Copy the records below exactly as they appear.
------------------------------------------------------------
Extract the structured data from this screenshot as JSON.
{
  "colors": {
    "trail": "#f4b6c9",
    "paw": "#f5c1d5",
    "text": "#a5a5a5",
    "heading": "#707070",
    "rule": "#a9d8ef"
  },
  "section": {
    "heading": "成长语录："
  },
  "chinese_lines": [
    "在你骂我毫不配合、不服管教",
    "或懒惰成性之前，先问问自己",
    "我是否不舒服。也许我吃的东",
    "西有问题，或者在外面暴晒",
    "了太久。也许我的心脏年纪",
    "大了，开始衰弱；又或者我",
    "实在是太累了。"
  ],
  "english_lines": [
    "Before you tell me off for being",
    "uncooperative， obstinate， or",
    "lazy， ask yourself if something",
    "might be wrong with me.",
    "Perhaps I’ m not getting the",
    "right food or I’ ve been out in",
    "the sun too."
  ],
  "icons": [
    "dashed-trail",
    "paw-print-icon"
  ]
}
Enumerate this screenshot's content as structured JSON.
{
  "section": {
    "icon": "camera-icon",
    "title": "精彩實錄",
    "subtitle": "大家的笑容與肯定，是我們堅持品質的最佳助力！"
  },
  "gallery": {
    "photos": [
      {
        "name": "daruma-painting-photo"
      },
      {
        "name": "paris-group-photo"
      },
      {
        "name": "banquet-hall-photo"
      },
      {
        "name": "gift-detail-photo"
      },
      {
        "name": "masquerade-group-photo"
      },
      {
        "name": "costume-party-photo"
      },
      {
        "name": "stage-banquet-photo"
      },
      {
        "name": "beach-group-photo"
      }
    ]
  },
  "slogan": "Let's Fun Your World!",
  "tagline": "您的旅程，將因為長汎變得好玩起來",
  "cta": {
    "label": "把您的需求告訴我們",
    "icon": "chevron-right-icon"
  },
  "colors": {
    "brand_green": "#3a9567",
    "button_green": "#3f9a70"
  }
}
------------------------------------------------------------
> RESPONSE TO THIS EXERCISE:
Extract the structured data from this screenshot as JSON.
{
  "colors": {
    "trail": "#f4b6c9",
    "paw": "#f5c1d5",
    "text": "#a5a5a5",
    "heading": "#707070",
    "rule": "#a9d8ef"
  },
  "section": {
    "heading": "成长语录："
  },
  "chinese_lines": [
    "在你骂我毫不配合、不服管教",
    "或懒惰成性之前，先问问自己",
    "我是否不舒服。也许我吃的东",
    "西有问题，或者在外面暴晒",
    "了太久。也许我的心脏年纪",
    "大了，开始衰弱；又或者我",
    "实在是太累了。"
  ],
  "english_lines": [
    "Before you tell me off for being",
    "uncooperative， obstinate， or",
    "lazy， ask yourself if something",
    "might be wrong with me.",
    "Perhaps I’ m not getting the",
    "right food or I’ ve been out in",
    "the sun too."
  ],
  "icons": [
    "dashed-trail",
    "paw-print-icon"
  ]
}
Enumerate this screenshot's content as structured JSON.
{
  "section": {
    "icon": "camera-icon",
    "title": "精彩實錄",
    "subtitle": "大家的笑容與肯定，是我們堅持品質的最佳助力！"
  },
  "gallery": {
    "photos": [
      {
        "name": "daruma-painting-photo"
      },
      {
        "name": "paris-group-photo"
      },
      {
        "name": "banquet-hall-photo"
      },
      {
        "name": "gift-detail-photo"
      },
      {
        "name": "masquerade-group-photo"
      },
      {
        "name": "costume-party-photo"
      },
      {
        "name": "stage-banquet-photo"
      },
      {
        "name": "beach-group-photo"
      }
    ]
  },
  "slogan": "Let's Fun Your World!",
  "tagline": "您的旅程，將因為長汎變得好玩起來",
  "cta": {
    "label": "把您的需求告訴我們",
    "icon": "chevron-right-icon"
  },
  "colors": {
    "brand_green": "#3a9567",
    "button_green": "#3f9a70"
  }
}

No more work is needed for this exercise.